◆ Source material ◆
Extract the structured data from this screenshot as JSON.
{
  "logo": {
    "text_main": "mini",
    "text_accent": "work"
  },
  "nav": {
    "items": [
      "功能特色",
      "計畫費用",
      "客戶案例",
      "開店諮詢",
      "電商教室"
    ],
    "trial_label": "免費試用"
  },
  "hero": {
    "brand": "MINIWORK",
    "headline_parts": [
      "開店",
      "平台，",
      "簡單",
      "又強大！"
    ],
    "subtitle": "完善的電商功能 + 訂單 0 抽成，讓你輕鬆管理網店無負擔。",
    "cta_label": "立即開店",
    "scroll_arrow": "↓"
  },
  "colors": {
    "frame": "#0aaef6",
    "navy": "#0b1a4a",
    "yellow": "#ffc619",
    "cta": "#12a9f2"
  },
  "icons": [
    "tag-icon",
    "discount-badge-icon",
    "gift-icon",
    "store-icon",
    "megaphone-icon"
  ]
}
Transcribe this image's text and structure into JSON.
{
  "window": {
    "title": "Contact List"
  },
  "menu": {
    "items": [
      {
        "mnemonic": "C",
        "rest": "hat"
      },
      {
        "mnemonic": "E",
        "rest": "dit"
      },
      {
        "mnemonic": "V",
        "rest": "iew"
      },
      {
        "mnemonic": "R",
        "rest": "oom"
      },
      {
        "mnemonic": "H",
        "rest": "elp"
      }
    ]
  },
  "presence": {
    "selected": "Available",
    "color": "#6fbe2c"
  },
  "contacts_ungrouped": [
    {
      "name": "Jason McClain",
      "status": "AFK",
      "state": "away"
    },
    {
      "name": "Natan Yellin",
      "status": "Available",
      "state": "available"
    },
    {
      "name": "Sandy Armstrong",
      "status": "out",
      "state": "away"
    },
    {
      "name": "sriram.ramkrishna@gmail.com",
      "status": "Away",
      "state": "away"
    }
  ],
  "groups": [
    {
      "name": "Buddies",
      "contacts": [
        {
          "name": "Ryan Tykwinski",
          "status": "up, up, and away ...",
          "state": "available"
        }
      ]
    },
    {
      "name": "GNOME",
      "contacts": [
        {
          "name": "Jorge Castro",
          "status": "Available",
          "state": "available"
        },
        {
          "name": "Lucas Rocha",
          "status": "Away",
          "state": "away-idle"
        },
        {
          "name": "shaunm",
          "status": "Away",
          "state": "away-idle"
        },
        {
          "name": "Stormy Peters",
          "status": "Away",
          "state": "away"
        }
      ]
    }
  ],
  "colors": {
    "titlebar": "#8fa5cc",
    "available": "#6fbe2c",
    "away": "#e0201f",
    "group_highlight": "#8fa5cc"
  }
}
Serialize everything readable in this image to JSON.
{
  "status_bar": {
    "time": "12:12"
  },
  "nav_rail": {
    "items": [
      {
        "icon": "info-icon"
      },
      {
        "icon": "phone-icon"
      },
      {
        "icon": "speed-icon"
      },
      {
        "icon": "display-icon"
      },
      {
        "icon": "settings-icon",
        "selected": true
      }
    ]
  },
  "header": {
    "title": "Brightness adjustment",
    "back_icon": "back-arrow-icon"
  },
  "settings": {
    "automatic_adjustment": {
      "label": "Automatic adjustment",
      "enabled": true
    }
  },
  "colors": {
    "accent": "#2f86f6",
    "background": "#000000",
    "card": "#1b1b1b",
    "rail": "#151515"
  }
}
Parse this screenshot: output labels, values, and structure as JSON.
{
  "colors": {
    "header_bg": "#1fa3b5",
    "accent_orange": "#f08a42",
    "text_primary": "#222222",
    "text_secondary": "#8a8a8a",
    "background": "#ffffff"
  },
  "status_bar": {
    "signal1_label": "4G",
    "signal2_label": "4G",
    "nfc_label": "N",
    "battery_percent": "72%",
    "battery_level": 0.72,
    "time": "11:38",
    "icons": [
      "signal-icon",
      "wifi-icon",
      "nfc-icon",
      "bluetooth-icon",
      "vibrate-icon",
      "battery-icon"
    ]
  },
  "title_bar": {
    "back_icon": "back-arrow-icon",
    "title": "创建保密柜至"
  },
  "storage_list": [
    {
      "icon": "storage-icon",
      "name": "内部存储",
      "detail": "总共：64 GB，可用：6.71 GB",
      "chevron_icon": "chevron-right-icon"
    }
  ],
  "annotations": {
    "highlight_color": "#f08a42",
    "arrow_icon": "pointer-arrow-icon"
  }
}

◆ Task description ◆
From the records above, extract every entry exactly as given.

◆ Result ◆
Extract the structured data from this screenshot as JSON.
{
  "logo": {
    "text_main": "mini",
    "text_accent": "work"
  },
  "nav": {
    "items": [
      "功能特色",
      "計畫費用",
      "客戶案例",
      "開店諮詢",
      "電商教室"
    ],
    "trial_label": "免費試用"
  },
  "hero": {
    "brand": "MINIWORK",
    "headline_parts": [
      "開店",
      "平台，",
      "簡單",
      "又強大！"
    ],
    "subtitle": "完善的電商功能 + 訂單 0 抽成，讓你輕鬆管理網店無負擔。",
    "cta_label": "立即開店",
    "scroll_arrow": "↓"
  },
  "colors": {
    "frame": "#0aaef6",
    "navy": "#0b1a4a",
    "yellow": "#ffc619",
    "cta": "#12a9f2"
  },
  "icons": [
    "tag-icon",
    "discount-badge-icon",
    "gift-icon",
    "store-icon",
    "megaphone-icon"
  ]
}
Transcribe this image's text and structure into JSON.
{
  "window": {
    "title": "Contact List"
  },
  "menu": {
    "items": [
      {
        "mnemonic": "C",
        "rest": "hat"
      },
      {
        "mnemonic": "E",
        "rest": "dit"
      },
      {
        "mnemonic": "V",
        "rest": "iew"
      },
      {
        "mnemonic": "R",
        "rest": "oom"
      },
      {
        "mnemonic": "H",
        "rest": "elp"
      }
    ]
  },
  "presence": {
    "selected": "Available",
    "color": "#6fbe2c"
  },
  "contacts_ungrouped": [
    {
      "name": "Jason McClain",
      "status": "AFK",
      "state": "away"
    },
    {
      "name": "Natan Yellin",
      "status": "Available",
      "state": "available"
    },
    {
      "name": "Sandy Armstrong",
      "status": "out",
      "state": "away"
    },
    {
      "name": "sriram.ramkrishna@gmail.com",
      "status": "Away",
      "state": "away"
    }
  ],
  "groups": [
    {
      "name": "Buddies",
      "contacts": [
        {
          "name": "Ryan Tykwinski",
          "status": "up, up, and away ...",
          "state": "available"
        }
      ]
    },
    {
      "name": "GNOME",
      "contacts": [
        {
          "name": "Jorge Castro",
          "status": "Available",
          "state": "available"
        },
        {
          "name": "Lucas Rocha",
          "status": "Away",
          "state": "away-idle"
        },
        {
          "name": "shaunm",
          "status": "Away",
          "state": "away-idle"
        },
        {
          "name": "Stormy Peters",
          "status": "Away",
          "state": "away"
        }
      ]
    }
  ],
  "colors": {
    "titlebar": "#8fa5cc",
    "available": "#6fbe2c",
    "away": "#e0201f",
    "group_highlight": "#8fa5cc"
  }
}
Serialize everything readable in this image to JSON.
{
  "status_bar": {
    "time": "12:12"
  },
  "nav_rail": {
    "items": [
      {
        "icon": "info-icon"
      },
      {
        "icon": "phone-icon"
      },
      {
        "icon": "speed-icon"
      },
      {
        "icon": "display-icon"
      },
      {
        "icon": "settings-icon",
        "selected": true
      }
    ]
  },
  "header": {
    "title": "Brightness adjustment",
    "back_icon": "back-arrow-icon"
  },
  "settings": {
    "automatic_adjustment": {
      "label": "Automatic adjustment",
      "enabled": true
    }
  },
  "colors": {
    "accent": "#2f86f6",
    "background": "#000000",
    "card": "#1b1b1b",
    "rail": "#151515"
  }
}
Parse this screenshot: output labels, values, and structure as JSON.
{
  "colors": {
    "header_bg": "#1fa3b5",
    "accent_orange": "#f08a42",
    "text_primary": "#222222",
    "text_secondary": "#8a8a8a",
    "background": "#ffffff"
  },
  "status_bar": {
    "signal1_label": "4G",
    "signal2_label": "4G",
    "nfc_label": "N",
    "battery_percent": "72%",
    "battery_level": 0.72,
    "time": "11:38",
    "icons": [
      "signal-icon",
      "wifi-icon",
      "nfc-icon",
      "bluetooth-icon",
      "vibrate-icon",
      "battery-icon"
    ]
  },
  "title_bar": {
    "back_icon": "back-arrow-icon",
    "title": "创建保密柜至"
  },
  "storage_list": [
    {
      "icon": "storage-icon",
      "name": "内部存储",
      "detail": "总共：64 GB，可用：6.71 GB",
      "chevron_icon": "chevron-right-icon"
    }
  ],
  "annotations": {
    "highlight_color": "#f08a42",
    "arrow_icon": "pointer-arrow-icon"
  }
}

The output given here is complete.